A technical process
Under the federal law, foster youth must meet at least one of five conditions to remain in care until 21.
- completing secondary education or an equivalent credential,
- being enrolled in an institution that provides post-secondary or vocational education,
- participating in a program to promote or remove barriers to employment,
- being employed for at least 80 hours per month, or
- incapable of doing these activities due to a medical condition.
These conditions may seem specific and straightforward, but they’re not. A lot of the requirements are open to interpretation. “It gets very technical,” said Debbie Raucher with the John Burton Foundation, which is coordinating the implementation process for higher education.
So since last summer, county social services, community groups, and foster care advocacy groups have been holding stakeholder meetings throughout the state to get input from everyone involved. The last one took place in July. All that information has been sent to the California Department of Social Services (CDSS), which will start releasing the regulations on October 1st.
Raucher describes the process as an “unprecedented collaboration between community activists and CDSS to make the program as effective as possible and get it right the first time.”
Foster youth take a lead role
In a significant break from past discussions surrounding foster care regulations, current and former foster youth have been very involved in developing the new guidelines, starting with the Senate Caucus on Foster Youth in Congress, which included current and former foster youth at every meeting.
California has followed that lead. Ashley McCullough, a Youth Advocate Fellow at the Westcoast Children’s Clinic, sits on Alameda County’s AB 12 implementation group.
The Stanford University graduate had to use her scholarships and financial aid to pay for her dorm room. If there had been an AB 12, foster care would have paid for her housing and she wouldn’t have had to scramble to find a place to live during the summer.
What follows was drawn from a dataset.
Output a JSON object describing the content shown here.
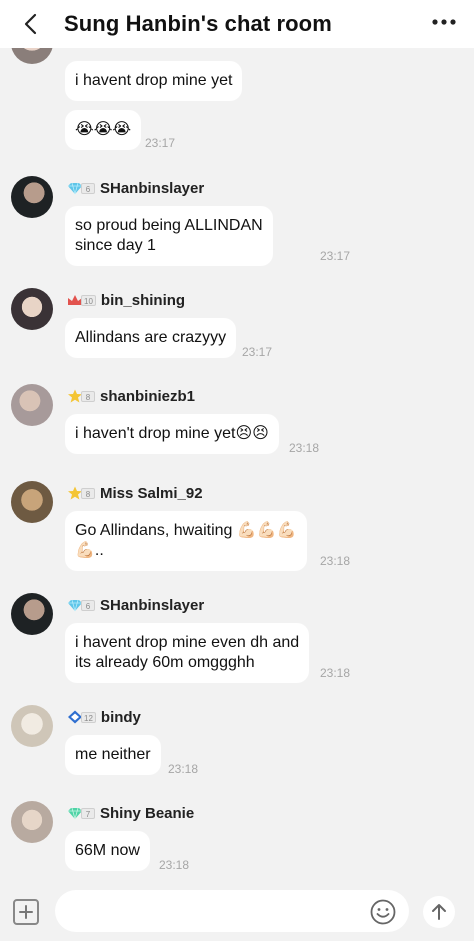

Yet McCullough still expects it will be a hard sell to encourage other foster youth to remain in the system. “Once people are 18 they’re not going to want to stay in foster care because they’ve had the system disrupt their lives long enough,” she said.
So the Alameda County group is going to roll out a marketing campaign directed at 17-year-olds and their child care workers. “To me, it’s about preventing homelessness. Foster care doesn’t do a good job of providing families for young people,” said McCullough. “You can’t take advantage of all the other opportunities if you don’t have a stable place to live.”
It may be too late for David Morrow to take advantage of the new law, but he has put his life back on track. Morrow is enrolled in community college and said he hopes to transfer to a four-year college, earn a double major in social work and business, and open a transitional housing program for former foster youth.